▶ What you are asked to do
Once the images are set aside, print the remaining lines below exactly.

▶ Data for this exercise
══════

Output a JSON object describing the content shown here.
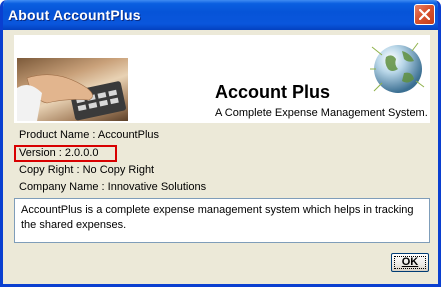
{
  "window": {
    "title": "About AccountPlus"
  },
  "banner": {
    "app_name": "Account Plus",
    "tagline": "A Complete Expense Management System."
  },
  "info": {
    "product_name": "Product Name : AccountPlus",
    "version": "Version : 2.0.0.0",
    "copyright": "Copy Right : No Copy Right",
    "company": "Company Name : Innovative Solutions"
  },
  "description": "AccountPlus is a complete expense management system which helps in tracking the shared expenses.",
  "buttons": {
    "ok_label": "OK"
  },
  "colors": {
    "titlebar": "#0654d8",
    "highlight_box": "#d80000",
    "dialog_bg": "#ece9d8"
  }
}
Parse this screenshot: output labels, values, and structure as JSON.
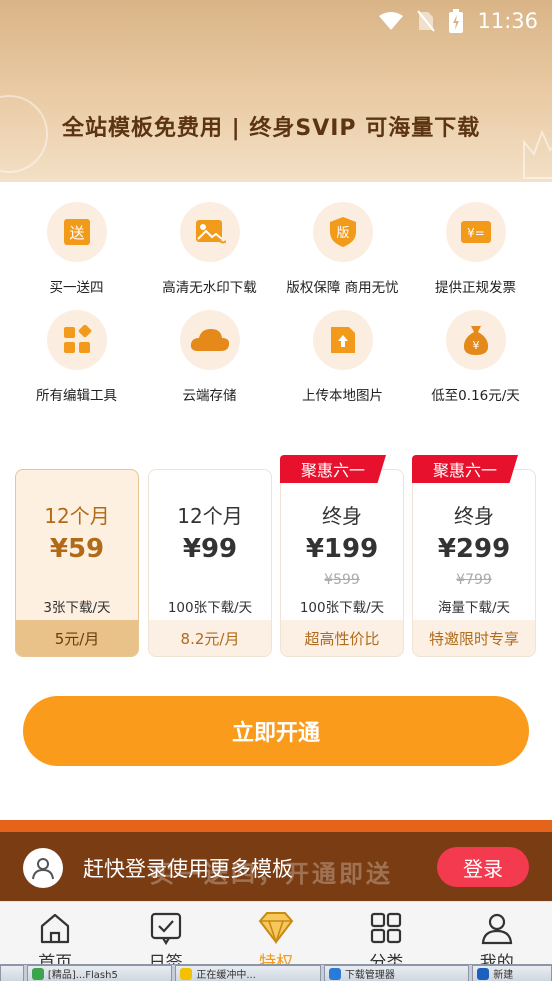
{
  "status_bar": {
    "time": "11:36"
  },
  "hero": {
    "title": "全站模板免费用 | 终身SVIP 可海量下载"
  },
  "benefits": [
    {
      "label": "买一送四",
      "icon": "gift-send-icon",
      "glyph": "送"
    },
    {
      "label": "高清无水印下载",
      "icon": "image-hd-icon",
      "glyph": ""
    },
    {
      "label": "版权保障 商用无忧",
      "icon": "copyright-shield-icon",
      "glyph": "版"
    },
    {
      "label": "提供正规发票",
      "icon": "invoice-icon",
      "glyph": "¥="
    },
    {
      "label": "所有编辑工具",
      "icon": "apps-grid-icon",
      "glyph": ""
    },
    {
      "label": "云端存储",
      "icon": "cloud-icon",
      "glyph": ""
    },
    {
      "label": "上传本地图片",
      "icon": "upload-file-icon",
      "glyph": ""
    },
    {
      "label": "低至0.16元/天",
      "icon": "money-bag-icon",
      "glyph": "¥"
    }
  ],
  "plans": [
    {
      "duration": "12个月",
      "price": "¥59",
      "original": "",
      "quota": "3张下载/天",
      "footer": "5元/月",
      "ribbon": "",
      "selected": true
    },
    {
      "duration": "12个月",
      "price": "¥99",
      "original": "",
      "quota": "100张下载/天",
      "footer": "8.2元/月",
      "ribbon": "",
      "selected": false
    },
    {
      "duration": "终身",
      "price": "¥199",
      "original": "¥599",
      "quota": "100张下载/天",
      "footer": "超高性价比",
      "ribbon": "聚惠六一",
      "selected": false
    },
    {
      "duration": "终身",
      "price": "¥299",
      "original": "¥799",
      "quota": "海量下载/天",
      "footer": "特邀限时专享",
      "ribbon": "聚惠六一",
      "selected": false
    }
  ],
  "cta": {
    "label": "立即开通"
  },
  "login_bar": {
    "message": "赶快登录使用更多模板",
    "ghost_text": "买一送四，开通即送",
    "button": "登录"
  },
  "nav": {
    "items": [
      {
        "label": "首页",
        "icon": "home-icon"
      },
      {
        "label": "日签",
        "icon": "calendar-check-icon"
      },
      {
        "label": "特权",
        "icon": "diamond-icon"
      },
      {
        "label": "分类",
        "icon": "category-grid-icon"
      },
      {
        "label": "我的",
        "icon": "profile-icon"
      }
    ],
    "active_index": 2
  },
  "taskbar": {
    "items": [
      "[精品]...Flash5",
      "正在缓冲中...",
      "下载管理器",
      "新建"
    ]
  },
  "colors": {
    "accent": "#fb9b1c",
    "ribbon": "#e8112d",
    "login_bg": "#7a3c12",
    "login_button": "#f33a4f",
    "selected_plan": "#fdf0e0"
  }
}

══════

▶ Reply to the task
Output a JSON object describing the content shown here.
{
  "window": {
    "title": "About AccountPlus"
  },
  "banner": {
    "app_name": "Account Plus",
    "tagline": "A Complete Expense Management System."
  },
  "info": {
    "product_name": "Product Name : AccountPlus",
    "version": "Version : 2.0.0.0",
    "copyright": "Copy Right : No Copy Right",
    "company": "Company Name : Innovative Solutions"
  },
  "description": "AccountPlus is a complete expense management system which helps in tracking the shared expenses.",
  "buttons": {
    "ok_label": "OK"
  },
  "colors": {
    "titlebar": "#0654d8",
    "highlight_box": "#d80000",
    "dialog_bg": "#ece9d8"
  }
}
Parse this screenshot: output labels, values, and structure as JSON.
{
  "status_bar": {
    "time": "11:36"
  },
  "hero": {
    "title": "全站模板免费用 | 终身SVIP 可海量下载"
  },
  "benefits": [
    {
      "label": "买一送四",
      "icon": "gift-send-icon",
      "glyph": "送"
    },
    {
      "label": "高清无水印下载",
      "icon": "image-hd-icon",
      "glyph": ""
    },
    {
      "label": "版权保障 商用无忧",
      "icon": "copyright-shield-icon",
      "glyph": "版"
    },
    {
      "label": "提供正规发票",
      "icon": "invoice-icon",
      "glyph": "¥="
    },
    {
      "label": "所有编辑工具",
      "icon": "apps-grid-icon",
      "glyph": ""
    },
    {
      "label": "云端存储",
      "icon": "cloud-icon",
      "glyph": ""
    },
    {
      "label": "上传本地图片",
      "icon": "upload-file-icon",
      "glyph": ""
    },
    {
      "label": "低至0.16元/天",
      "icon": "money-bag-icon",
      "glyph": "¥"
    }
  ],
  "plans": [
    {
      "duration": "12个月",
      "price": "¥59",
      "original": "",
      "quota": "3张下载/天",
      "footer": "5元/月",
      "ribbon": "",
      "selected": true
    },
    {
      "duration": "12个月",
      "price": "¥99",
      "original": "",
      "quota": "100张下载/天",
      "footer": "8.2元/月",
      "ribbon": "",
      "selected": false
    },
    {
      "duration": "终身",
      "price": "¥199",
      "original": "¥599",
      "quota": "100张下载/天",
      "footer": "超高性价比",
      "ribbon": "聚惠六一",
      "selected": false
    },
    {
      "duration": "终身",
      "price": "¥299",
      "original": "¥799",
      "quota": "海量下载/天",
      "footer": "特邀限时专享",
      "ribbon": "聚惠六一",
      "selected": false
    }
  ],
  "cta": {
    "label": "立即开通"
  },
  "login_bar": {
    "message": "赶快登录使用更多模板",
    "ghost_text": "买一送四，开通即送",
    "button": "登录"
  },
  "nav": {
    "items": [
      {
        "label": "首页",
        "icon": "home-icon"
      },
      {
        "label": "日签",
        "icon": "calendar-check-icon"
      },
      {
        "label": "特权",
        "icon": "diamond-icon"
      },
      {
        "label": "分类",
        "icon": "category-grid-icon"
      },
      {
        "label": "我的",
        "icon": "profile-icon"
      }
    ],
    "active_index": 2
  },
  "taskbar": {
    "items": [
      "[精品]...Flash5",
      "正在缓冲中...",
      "下载管理器",
      "新建"
    ]
  },
  "colors": {
    "accent": "#fb9b1c",
    "ribbon": "#e8112d",
    "login_bg": "#7a3c12",
    "login_button": "#f33a4f",
    "selected_plan": "#fdf0e0"
  }
}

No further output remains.